Anyone can be affected by altitude sickness but climbers, hikers and skiers most commonly develop it. However, not all individuals suffer from symptoms of altitude sickness as some adapt to “thinner” air more easily than others.
Still, the quicker and higher one ascends, more likely he or she will experience effects of this condition. Children are at highest risk of developing altitude sickness. Also, the risk is twice as high for individuals below the age of 60 years.
Causes of Altitude Sickness
Every type of altitude sickness occurs due to low oxygen levels in areas of high altitude. This makes breathing difficult and leads to hypoxia, the condition featured by reduced oxygen supply to the body tissues. Rapid ascending and exposure to cold at high altitudes are the main causes of altitude sickness.
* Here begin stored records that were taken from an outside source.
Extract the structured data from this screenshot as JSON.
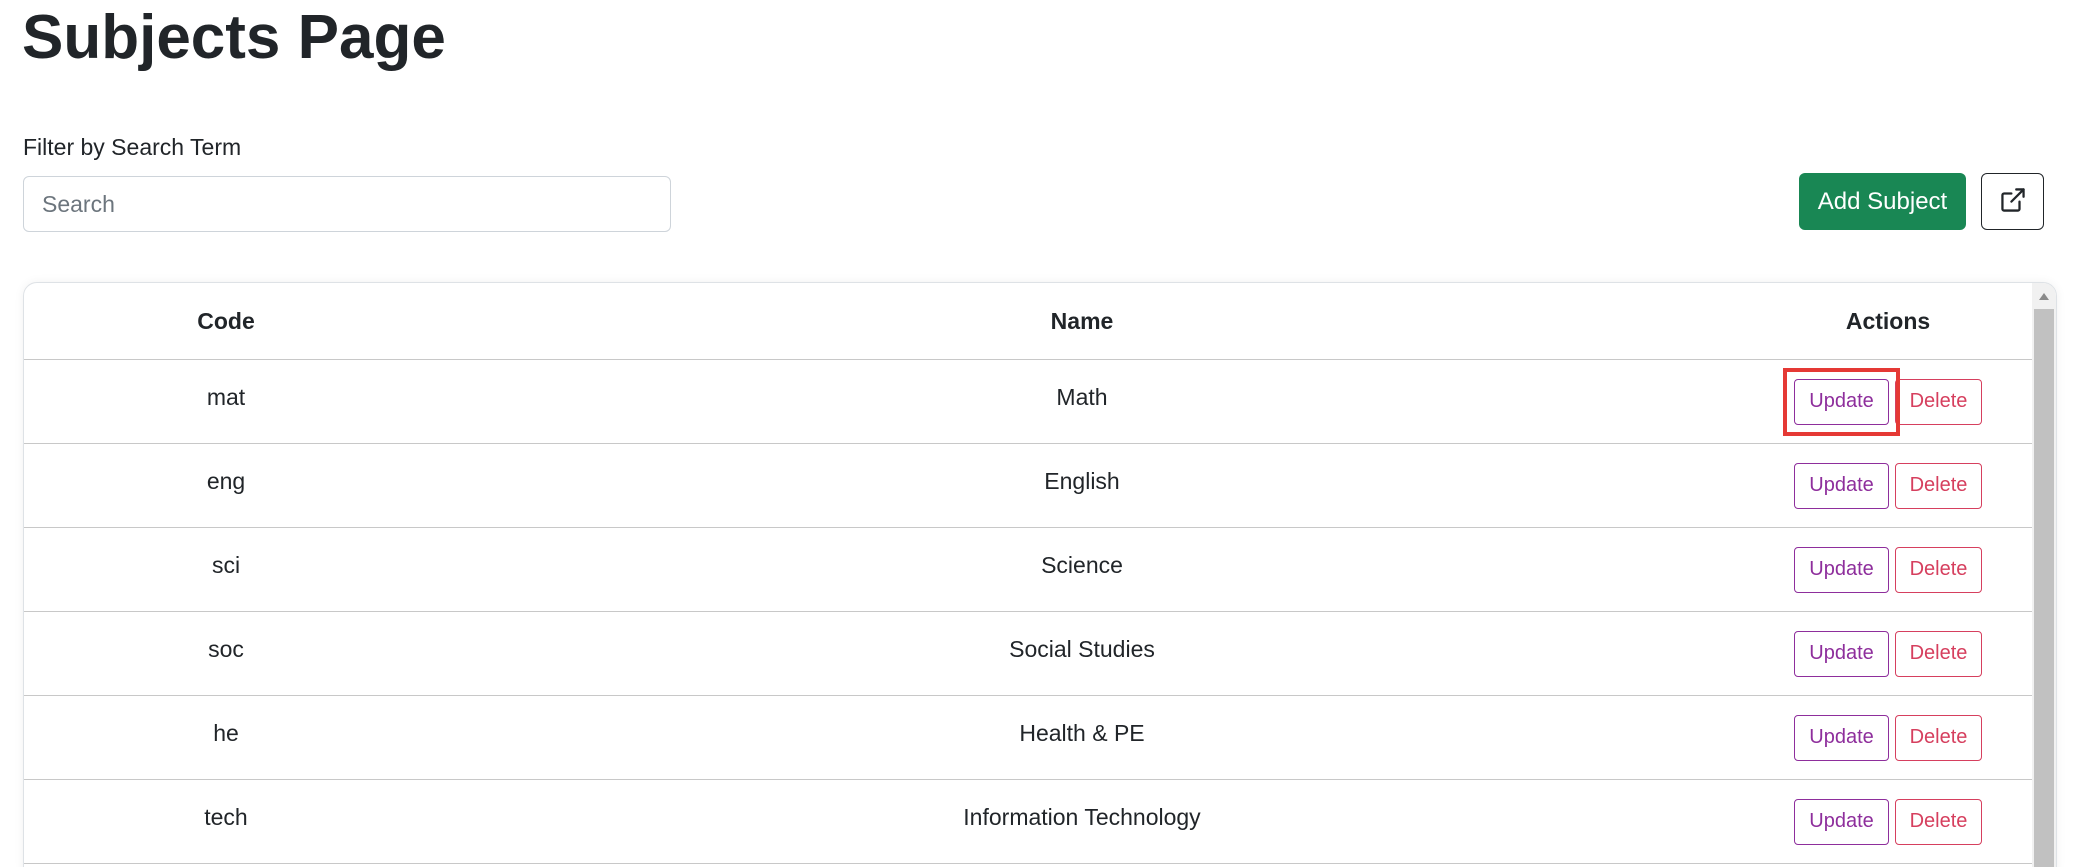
{
  "page": {
    "title": "Subjects Page"
  },
  "filter": {
    "label": "Filter by Search Term",
    "placeholder": "Search",
    "value": ""
  },
  "toolbar": {
    "add_label": "Add Subject",
    "export_icon": "external-link-icon"
  },
  "table": {
    "headers": {
      "code": "Code",
      "name": "Name",
      "actions": "Actions"
    },
    "update_label": "Update",
    "delete_label": "Delete",
    "rows": [
      {
        "code": "mat",
        "name": "Math"
      },
      {
        "code": "eng",
        "name": "English"
      },
      {
        "code": "sci",
        "name": "Science"
      },
      {
        "code": "soc",
        "name": "Social Studies"
      },
      {
        "code": "he",
        "name": "Health & PE"
      },
      {
        "code": "tech",
        "name": "Information Technology"
      }
    ]
  },
  "colors": {
    "add_button": "#198754",
    "update_outline": "#8e2e9c",
    "delete_outline": "#d63f5e",
    "highlight": "#e53935"
  }
}
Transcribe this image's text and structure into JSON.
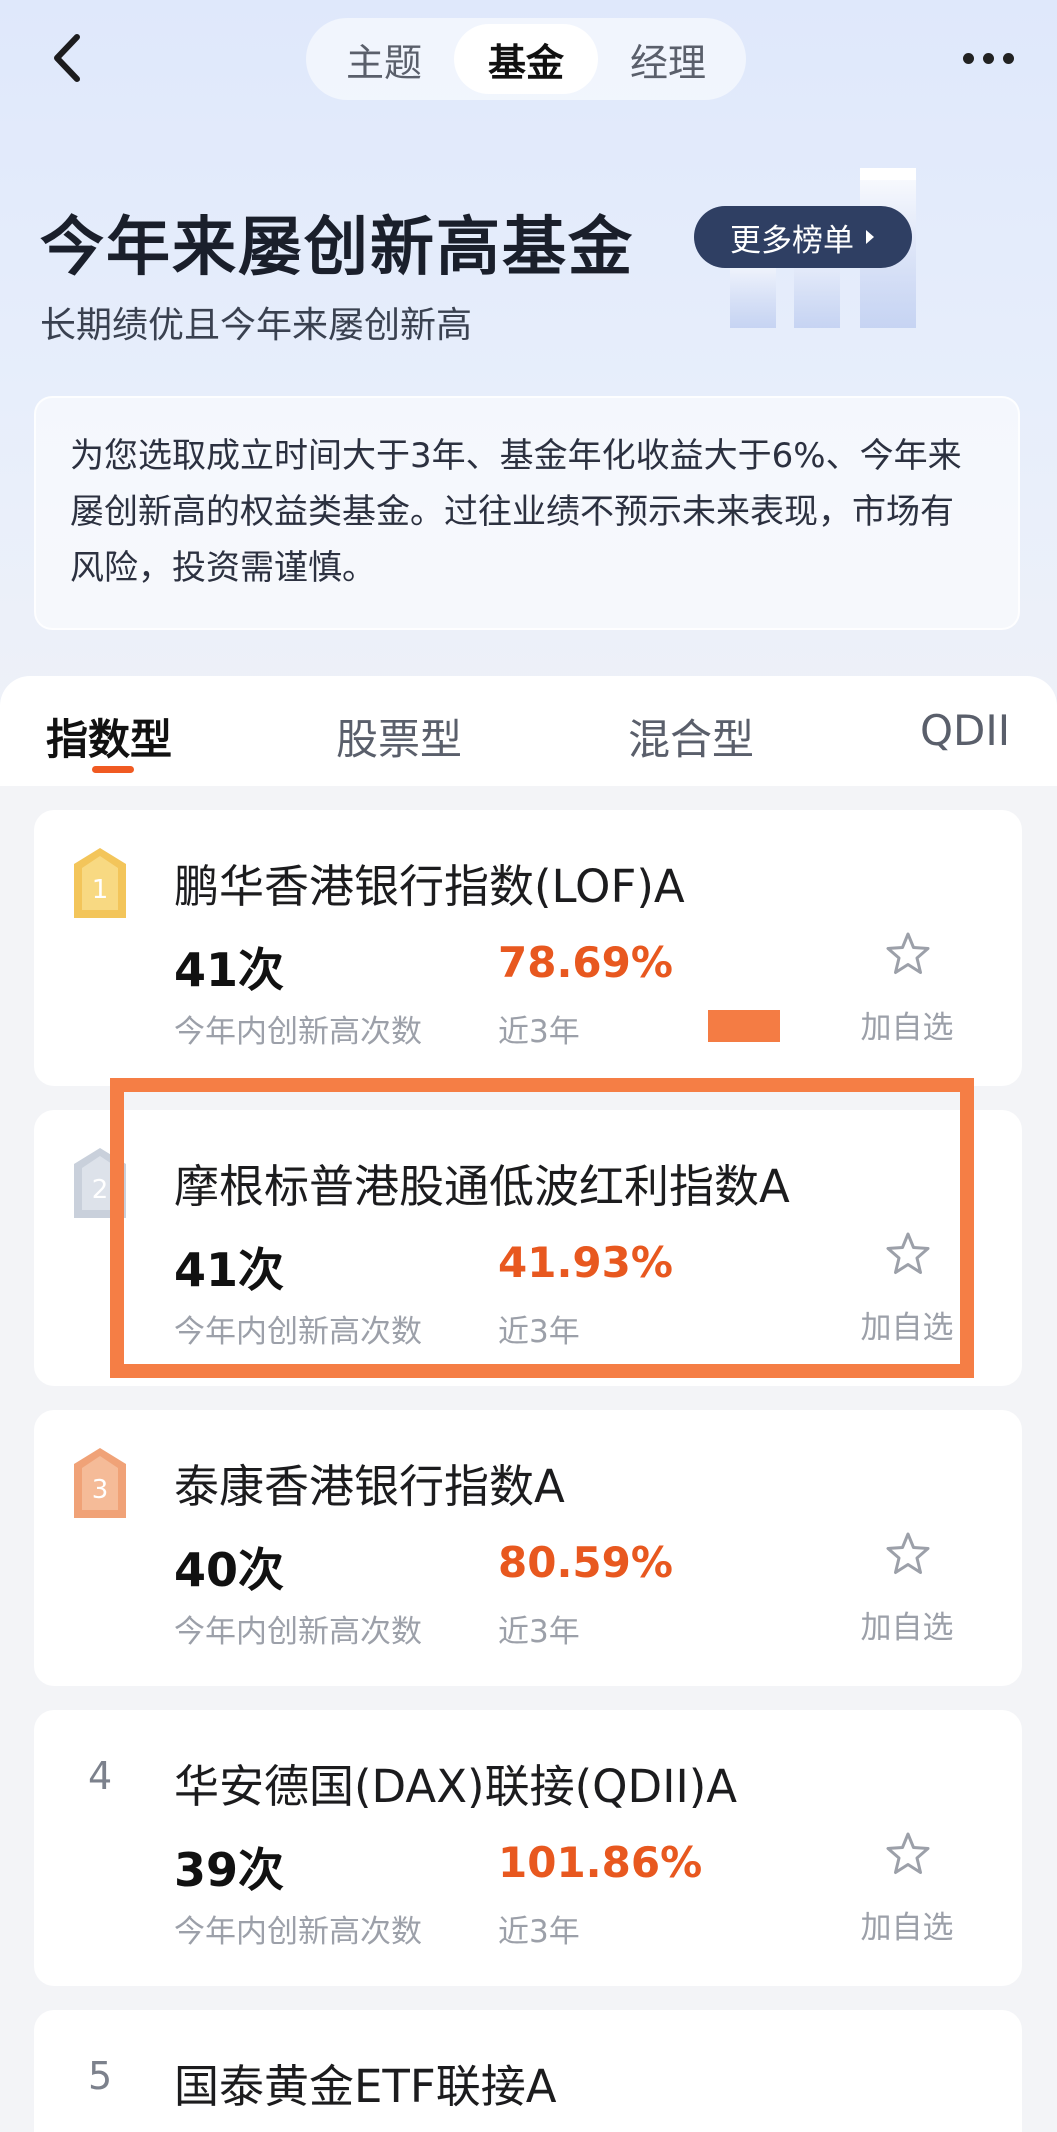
{
  "nav": {
    "tabs": [
      "主题",
      "基金",
      "经理"
    ],
    "active_tab": "基金"
  },
  "header": {
    "title": "今年来屡创新高基金",
    "more_rankings": "更多榜单",
    "subtitle": "长期绩优且今年来屡创新高"
  },
  "description": "为您选取成立时间大于3年、基金年化收益大于6%、今年来屡创新高的权益类基金。过往业绩不预示未来表现，市场有风险，投资需谨慎。",
  "category_tabs": [
    "指数型",
    "股票型",
    "混合型",
    "QDII"
  ],
  "active_category": "指数型",
  "funds": [
    {
      "rank": "1",
      "name": "鹏华香港银行指数(LOF)A",
      "count": "41次",
      "count_label": "今年内创新高次数",
      "return": "78.69%",
      "return_label": "近3年",
      "fav_label": "加自选"
    },
    {
      "rank": "2",
      "name": "摩根标普港股通低波红利指数A",
      "count": "41次",
      "count_label": "今年内创新高次数",
      "return": "41.93%",
      "return_label": "近3年",
      "fav_label": "加自选"
    },
    {
      "rank": "3",
      "name": "泰康香港银行指数A",
      "count": "40次",
      "count_label": "今年内创新高次数",
      "return": "80.59%",
      "return_label": "近3年",
      "fav_label": "加自选"
    },
    {
      "rank": "4",
      "name": "华安德国(DAX)联接(QDII)A",
      "count": "39次",
      "count_label": "今年内创新高次数",
      "return": "101.86%",
      "return_label": "近3年",
      "fav_label": "加自选"
    },
    {
      "rank": "5",
      "name": "国泰黄金ETF联接A",
      "count": "",
      "count_label": "",
      "return": "",
      "return_label": "",
      "fav_label": ""
    }
  ],
  "colors": {
    "accent": "#e8581f",
    "highlight_border": "#f57e45",
    "rank_button": "#2f3f63",
    "gold_badge": "#f3c55a",
    "silver_badge": "#c9d0db",
    "bronze_badge": "#f0a277"
  }
}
A person can gradually get used to the effects of hypoxia to a certain point. Most people can spend several days at 3,000 meters (10,000 feet) above sea level without problems or may experience mild symptoms. On the other hand, it is impossible to survive permanently above 5,100 meters (17,000 feet).
Increased risk of altitude sickness have people who abuse alcohol or illicit drugs, overweight people and individuals suffering from chronic diseases. Also, children are at risk of developing severe forms of altitude sickness (high latitude pulmonary edema and high altitude cerebral edema) below 2,500 meters (8,000 feet).
Symptoms of Altitude Sickness
Acute mountain sickness causes symptoms at 2,000 meters (6,500 feet). The symptoms include tiredness, nausea, headaches, dizziness, disturbed sleep and shortness of breath. Swelling of the face and hands may occur as well. Acute mountain sickness is not a life-threatening type of altitude sickness and the symptoms usually resolve without treatment after a few days when a person adapts to lower air pressure.
However, AMS can sometimes indicate high altitude cerebral edema (HACE), which results from swelling in the brain. HACE causes severe headache, hallucinations, confusion, loss of memory, weakness and eventually coma and death. This condition requires immediate descending at lower altitudes.
High altitude pulmonary edema is characterized by fluid buildup in the lungs. It causes shortness of breath at rest, bluish color of the skin (cyanosis), pink or bloody sputum, weakness, confusion and coma. This condition can be fatal if an affected person is not moved to lower altitude.